Liver cancer is one of the most frequent cancers in the world, and with the worst prognosis; according to the World Health Organisation (WHO), in 2012, 745,000 deaths were registered worldwide due to this cause, a figure only surpassed by lung cancer. The most aggressive and frequent form of liver cancer is hepato-cellular carcinoma (HCC); little is known about it and there are relatively few treatment options.
Given that human HCC is associated to alterations in hepatocytes survival, and that the URI oncogene plays a role in this process, the researchers genetically engineered mice that contained high levels of URI only in the liver, in a controlled manner over time.
At 30 weeks, the mice with high levels of URI generated sporadic tumours in the liver and even metastasis when the induction lasted longer. The study details how deficiency in nicotinamide adenine dinucleotide (NAD+), a universal compound found in living organisms that is needed to burn calories via cell metabolism, orchestrates the development of the disease.
“An increase in URI reduces cellular NAD+ and as a consequence produces genotoxic stress and DNA damage”, says Nabil Djouder, leader of the study. “It is still not totally clear, however, why the deficit in NAD+ causes these lesions,” he adds.
The appearance of DNA damage is the first link in the chain of events that activate the carcinogenic process in the liver, even before apoptosis or cell death, as has been described in the literature. “We normally say that oncogenes induce DNA damage.
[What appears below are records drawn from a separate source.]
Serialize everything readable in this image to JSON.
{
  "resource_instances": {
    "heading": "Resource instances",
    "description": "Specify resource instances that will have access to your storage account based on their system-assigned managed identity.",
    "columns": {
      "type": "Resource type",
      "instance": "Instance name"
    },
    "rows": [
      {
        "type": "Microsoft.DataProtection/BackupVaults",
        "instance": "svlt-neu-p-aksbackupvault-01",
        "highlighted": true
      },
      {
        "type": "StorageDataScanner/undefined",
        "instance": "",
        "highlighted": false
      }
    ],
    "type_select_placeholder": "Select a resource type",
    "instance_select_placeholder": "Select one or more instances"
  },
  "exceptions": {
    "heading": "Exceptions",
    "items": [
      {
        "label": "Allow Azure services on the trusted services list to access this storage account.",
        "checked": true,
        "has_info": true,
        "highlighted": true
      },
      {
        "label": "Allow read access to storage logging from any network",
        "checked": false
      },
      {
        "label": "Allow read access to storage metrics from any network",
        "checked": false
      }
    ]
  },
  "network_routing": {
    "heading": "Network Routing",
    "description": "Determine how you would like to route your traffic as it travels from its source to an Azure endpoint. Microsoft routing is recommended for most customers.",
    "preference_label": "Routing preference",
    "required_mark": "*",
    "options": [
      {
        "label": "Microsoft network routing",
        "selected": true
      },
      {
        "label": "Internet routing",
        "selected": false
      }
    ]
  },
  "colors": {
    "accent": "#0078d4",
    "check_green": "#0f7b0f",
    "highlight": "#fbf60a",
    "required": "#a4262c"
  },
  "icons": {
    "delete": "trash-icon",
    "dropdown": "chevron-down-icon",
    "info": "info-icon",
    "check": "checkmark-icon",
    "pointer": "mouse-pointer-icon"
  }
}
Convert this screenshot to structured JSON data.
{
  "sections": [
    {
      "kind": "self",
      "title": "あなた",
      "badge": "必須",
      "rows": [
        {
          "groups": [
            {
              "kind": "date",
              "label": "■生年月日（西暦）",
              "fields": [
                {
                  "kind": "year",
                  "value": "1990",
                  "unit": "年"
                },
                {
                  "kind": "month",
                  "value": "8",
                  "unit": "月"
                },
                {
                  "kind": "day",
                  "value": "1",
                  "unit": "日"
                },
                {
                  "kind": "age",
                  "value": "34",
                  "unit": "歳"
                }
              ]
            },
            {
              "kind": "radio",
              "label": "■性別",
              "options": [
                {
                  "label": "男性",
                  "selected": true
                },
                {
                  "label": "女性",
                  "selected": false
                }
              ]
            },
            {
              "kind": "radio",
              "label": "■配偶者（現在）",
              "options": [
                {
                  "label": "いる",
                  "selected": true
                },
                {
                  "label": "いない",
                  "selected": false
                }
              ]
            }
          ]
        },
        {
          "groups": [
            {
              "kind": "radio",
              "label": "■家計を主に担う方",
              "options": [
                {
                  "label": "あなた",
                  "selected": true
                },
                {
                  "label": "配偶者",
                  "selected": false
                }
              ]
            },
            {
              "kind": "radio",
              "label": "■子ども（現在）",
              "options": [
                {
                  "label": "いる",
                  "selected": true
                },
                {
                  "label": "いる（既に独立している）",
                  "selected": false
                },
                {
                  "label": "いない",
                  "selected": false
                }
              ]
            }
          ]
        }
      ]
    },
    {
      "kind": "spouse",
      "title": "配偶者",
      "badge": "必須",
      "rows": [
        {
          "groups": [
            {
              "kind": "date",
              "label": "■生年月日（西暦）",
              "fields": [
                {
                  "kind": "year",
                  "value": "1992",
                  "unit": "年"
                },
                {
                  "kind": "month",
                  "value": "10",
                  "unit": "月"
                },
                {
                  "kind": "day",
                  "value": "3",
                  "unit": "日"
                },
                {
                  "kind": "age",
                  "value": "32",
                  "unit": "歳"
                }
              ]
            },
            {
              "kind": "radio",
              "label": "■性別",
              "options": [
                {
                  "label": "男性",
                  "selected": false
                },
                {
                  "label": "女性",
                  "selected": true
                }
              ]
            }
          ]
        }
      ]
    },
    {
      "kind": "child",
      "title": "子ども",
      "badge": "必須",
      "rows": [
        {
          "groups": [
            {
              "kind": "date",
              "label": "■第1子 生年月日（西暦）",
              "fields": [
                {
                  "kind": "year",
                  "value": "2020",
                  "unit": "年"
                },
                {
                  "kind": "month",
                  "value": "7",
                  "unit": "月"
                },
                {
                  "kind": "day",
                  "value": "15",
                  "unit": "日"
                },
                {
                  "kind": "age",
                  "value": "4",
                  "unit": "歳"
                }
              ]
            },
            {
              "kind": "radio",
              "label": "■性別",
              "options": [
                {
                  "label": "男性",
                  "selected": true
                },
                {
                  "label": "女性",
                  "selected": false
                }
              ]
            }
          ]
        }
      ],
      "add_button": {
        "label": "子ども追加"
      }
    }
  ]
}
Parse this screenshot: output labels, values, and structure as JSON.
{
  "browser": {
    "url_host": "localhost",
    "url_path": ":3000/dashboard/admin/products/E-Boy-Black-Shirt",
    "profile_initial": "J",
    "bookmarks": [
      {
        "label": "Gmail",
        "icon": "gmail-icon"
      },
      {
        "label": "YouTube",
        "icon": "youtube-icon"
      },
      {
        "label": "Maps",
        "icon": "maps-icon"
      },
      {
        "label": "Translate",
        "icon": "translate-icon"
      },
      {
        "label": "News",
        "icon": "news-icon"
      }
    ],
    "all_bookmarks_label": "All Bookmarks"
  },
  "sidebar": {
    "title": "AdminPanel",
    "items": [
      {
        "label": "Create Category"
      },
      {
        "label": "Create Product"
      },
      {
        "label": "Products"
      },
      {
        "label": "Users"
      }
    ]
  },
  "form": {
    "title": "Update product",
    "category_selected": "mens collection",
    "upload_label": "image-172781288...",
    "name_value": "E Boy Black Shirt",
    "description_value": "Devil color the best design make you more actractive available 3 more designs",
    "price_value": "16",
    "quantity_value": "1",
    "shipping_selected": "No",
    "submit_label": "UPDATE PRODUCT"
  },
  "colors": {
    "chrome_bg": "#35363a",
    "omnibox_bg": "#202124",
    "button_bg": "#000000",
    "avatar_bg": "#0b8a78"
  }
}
Now we may be able to say, more appropriately, that oncogenes induce NAD+ depletion [or deficits in NAD+] which causes DNA damage,” says Djouder.
The results have been reproduced in other types of cancer such as pancreatic cancer. “We observed the same results in mice with pancreatic adenocarcinoma with regards to DNA damage, so we could conclude that this treatment is effective on tumours caused by oncogene-induced DNA damage and thus, deficit in NAD+,” says Krishna Tummala, first author of the study.
In addition to working with the mouse model, the authors have collated the results of nearly a hundred human samples. “Those from patients with HCC contain URI levels that double those of healthy samples,” according to the article. The data, which also associates URI with a worse prognosis or evolution of the illness, suggests that the gene could be a possible new HCC marker, and nicotinamide riboside boosting NAD+ levels may have a human relevance.
The dosing used was 500mg/Kg/day. Using FDA specified guidelines we can calculate the Human Equivalent Dose (HED) for the NR diet given to the mice. Using this guideline 500mg/kg dosing in mice translates into a HED of approx. 41mg/kg. Or into approximately 2.8gram daily nicotinamide riboside dose for a person weighing 70kg. Typical supplements on the market have serving sizes of 250mg. It should be noted that this dose is over the limit wrt to side effects and safety and hence likely needs to be done under medical super vision.